US stamps depicting Woodrow Wilson

Woodrow Wilson - Liberty Series

Woodrow Wilson Blk of 4

1938 $1 Woodrow Wilson, 28th President



1913 – King Otto of Bavaria is deposed by his cousin, Prince Regent Ludwig, who assumes the title Ludwig III.

Ludwig III (Ludwig Luitpold Josef Maria Aloys Alfried; 7 January 1845 – 18 October 1921) was the last king of Bavaria, reigning from 1913 to 1918. He served as regent and de facto head of state from 1912 to 1913, ruling for his cousin, Otto. After the Bavarian parliament passed a law allowing him to do so, Ludwig deposed Otto and assumed the throne himself. He led Bavaria into World War I, and lost his throne along with the other rulers of the German states at the end of the war.

On 7 November 1918, Ludwig fled from the Residenz Palace in Munich with his family and took up residence in Schloss Anif, near Salzburg, for what he hoped would be a temporary stay. He was the first of the monarchs in the German Empire to be deposed. The next day, the People's State of Bavaria was proclaimed.

On 12 November 1918, a day after the Armistice, Prime Minister Dandl went to Schloss Anif to see the King. Ludwig gave Dandl the Anif declaration (Anifer Erklärung) in which he released all government officials, soldiers and civil officers from their oath of loyalty to him. He also stated that as a result of recent events, he was "no longer in a position to lead the government." The declaration was published by the newly formed republican government of Kurt Eisner when Dandl returned to Munich the next day. Ludwig's declaration was not a statement of abdication, as Dandl had demanded.
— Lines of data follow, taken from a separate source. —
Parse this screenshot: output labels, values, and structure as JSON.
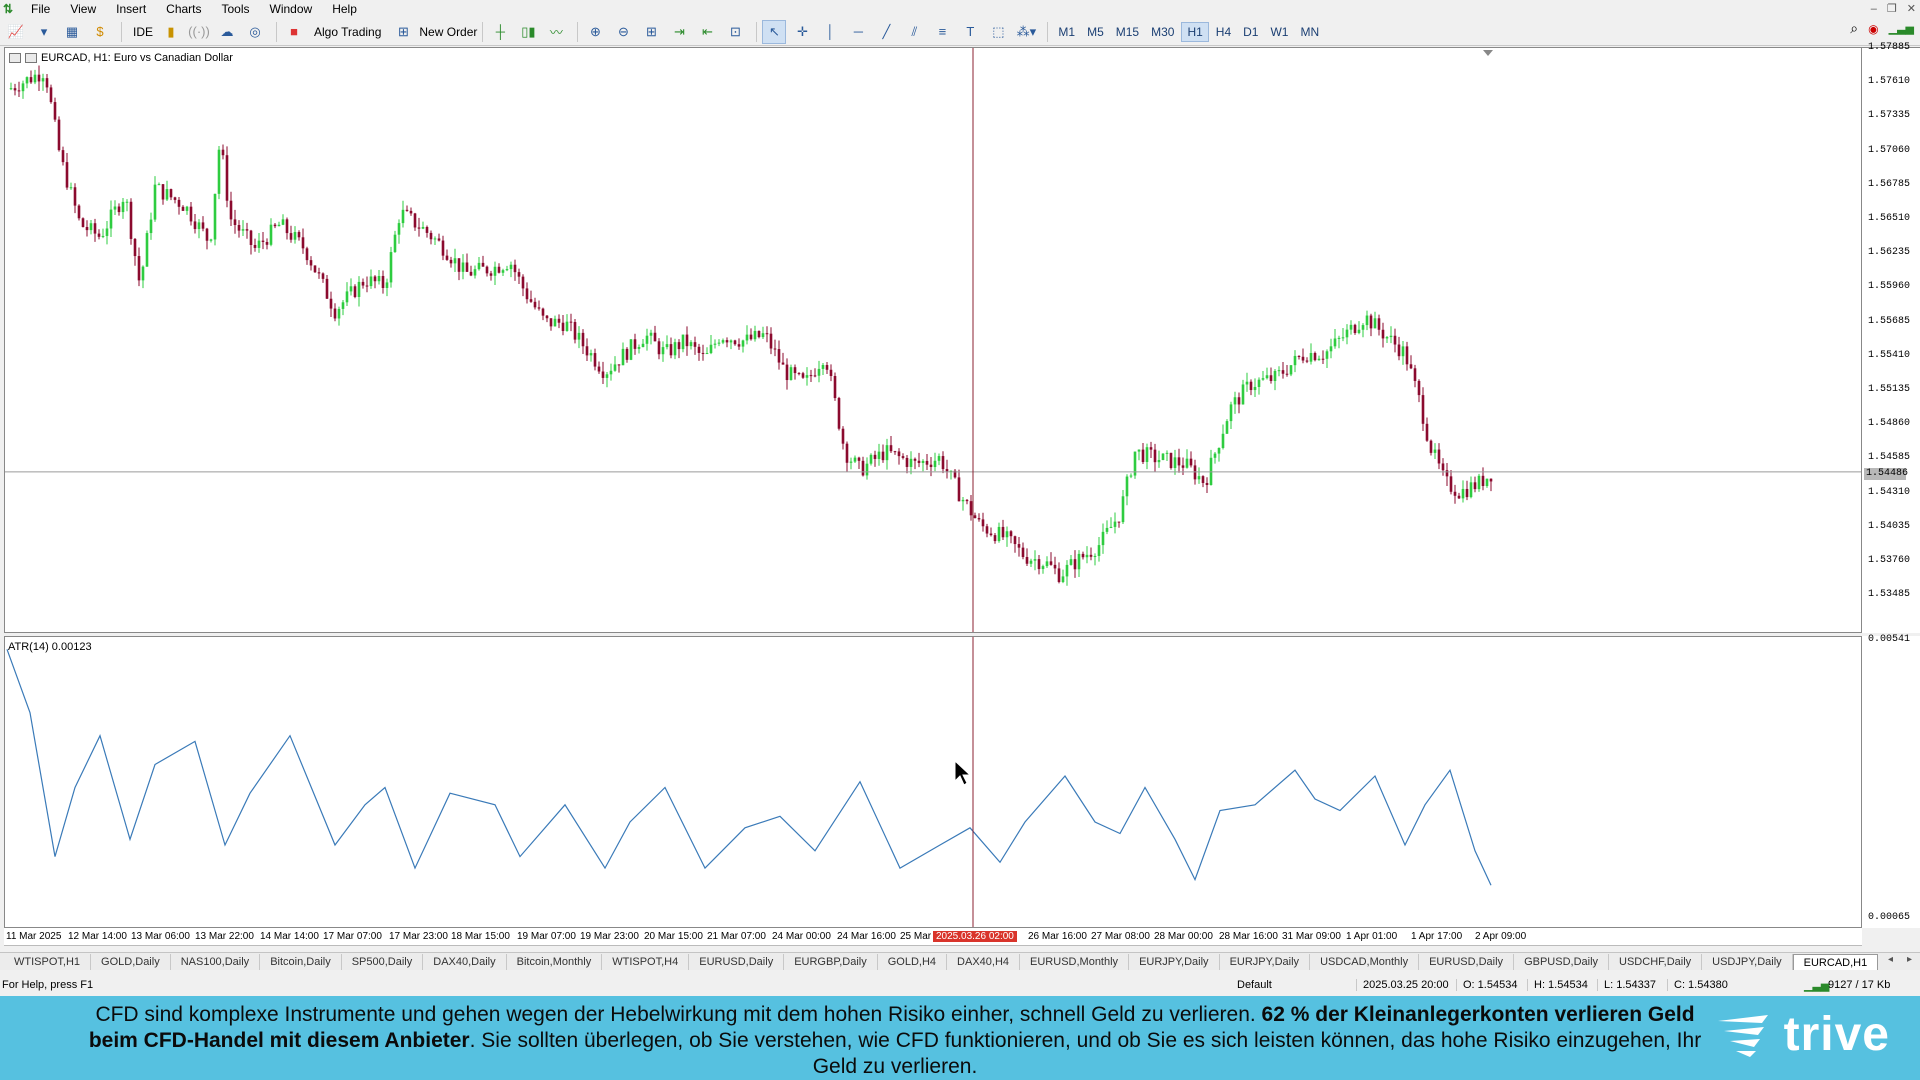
{
  "menu": {
    "items": [
      "File",
      "View",
      "Insert",
      "Charts",
      "Tools",
      "Window",
      "Help"
    ]
  },
  "toolbar": {
    "ide_label": "IDE",
    "algo_label": "Algo Trading",
    "new_order_label": "New Order",
    "timeframes": [
      "M1",
      "M5",
      "M15",
      "M30",
      "H1",
      "H4",
      "D1",
      "W1",
      "MN"
    ],
    "active_timeframe": "H1"
  },
  "chart": {
    "title": "EURCAD, H1:  Euro vs Canadian Dollar",
    "price_ticks": [
      "1.57885",
      "1.57610",
      "1.57335",
      "1.57060",
      "1.56785",
      "1.56510",
      "1.56235",
      "1.55960",
      "1.55685",
      "1.55410",
      "1.55135",
      "1.54860",
      "1.54585",
      "1.54310",
      "1.54035",
      "1.53760",
      "1.53485"
    ],
    "current_price": "1.54486",
    "ind_title": "ATR(14) 0.00123",
    "ind_ticks": [
      "0.00541",
      "0.00065"
    ],
    "time_labels": [
      "11 Mar 2025",
      "12 Mar 14:00",
      "13 Mar 06:00",
      "13 Mar 22:00",
      "14 Mar 14:00",
      "17 Mar 07:00",
      "17 Mar 23:00",
      "18 Mar 15:00",
      "19 Mar 07:00",
      "19 Mar 23:00",
      "20 Mar 15:00",
      "21 Mar 07:00",
      "24 Mar 00:00",
      "24 Mar 16:00",
      "25 Mar",
      "2025.03.26 02:00",
      "26 Mar 16:00",
      "27 Mar 08:00",
      "28 Mar 00:00",
      "28 Mar 16:00",
      "31 Mar 09:00",
      "1 Apr 01:00",
      "1 Apr 17:00",
      "2 Apr 09:00"
    ],
    "crosshair_time": "2025.03.26 02:00",
    "colors": {
      "bull": "#2ecc40",
      "bear": "#8b0a2e",
      "atr": "#3a7ab8",
      "crosshair": "#8b2232"
    }
  },
  "tabs": [
    "WTISPOT,H1",
    "GOLD,Daily",
    "NAS100,Daily",
    "Bitcoin,Daily",
    "SP500,Daily",
    "DAX40,Daily",
    "Bitcoin,Monthly",
    "WTISPOT,H4",
    "EURUSD,Daily",
    "EURGBP,Daily",
    "GOLD,H4",
    "DAX40,H4",
    "EURUSD,Monthly",
    "EURJPY,Daily",
    "EURJPY,Daily",
    "USDCAD,Monthly",
    "EURUSD,Daily",
    "GBPUSD,Daily",
    "USDCHF,Daily",
    "USDJPY,Daily",
    "EURCAD,H1"
  ],
  "active_tab": "EURCAD,H1",
  "status": {
    "help": "For Help, press F1",
    "profile": "Default",
    "datetime": "2025.03.25 20:00",
    "open": "O: 1.54534",
    "high": "H: 1.54534",
    "low": "L: 1.54337",
    "close": "C: 1.54380",
    "traffic": "9127 / 17 Kb"
  },
  "disclaimer": {
    "part1": "CFD sind komplexe Instrumente und gehen wegen der Hebelwirkung mit dem hohen Risiko einher, schnell Geld zu verlieren. ",
    "bold": "62 % der Kleinanlegerkonten verlieren Geld beim CFD-Handel mit diesem Anbieter",
    "part2": ". Sie sollten überlegen, ob Sie verstehen, wie CFD funktionieren, und ob Sie es sich leisten können, das hohe Risiko einzugehen, Ihr Geld zu verlieren.",
    "brand": "trive"
  }
}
However, Eisner's government interpreted it as such and added a statement that Ludwig and his family were welcome to return to Bavaria as private citizens as long as they did not act against the "people's state." This statement effectively dethroned the Wittelsbachs and ended the family's 738-year rule over Bavaria.

Stamps from Bavaria depicting King Ludwig III

Bavaria 2m Deep Violet King Ludwig III

Germany Bayern Bavaria 1916 King Ludwig III New Values and Colors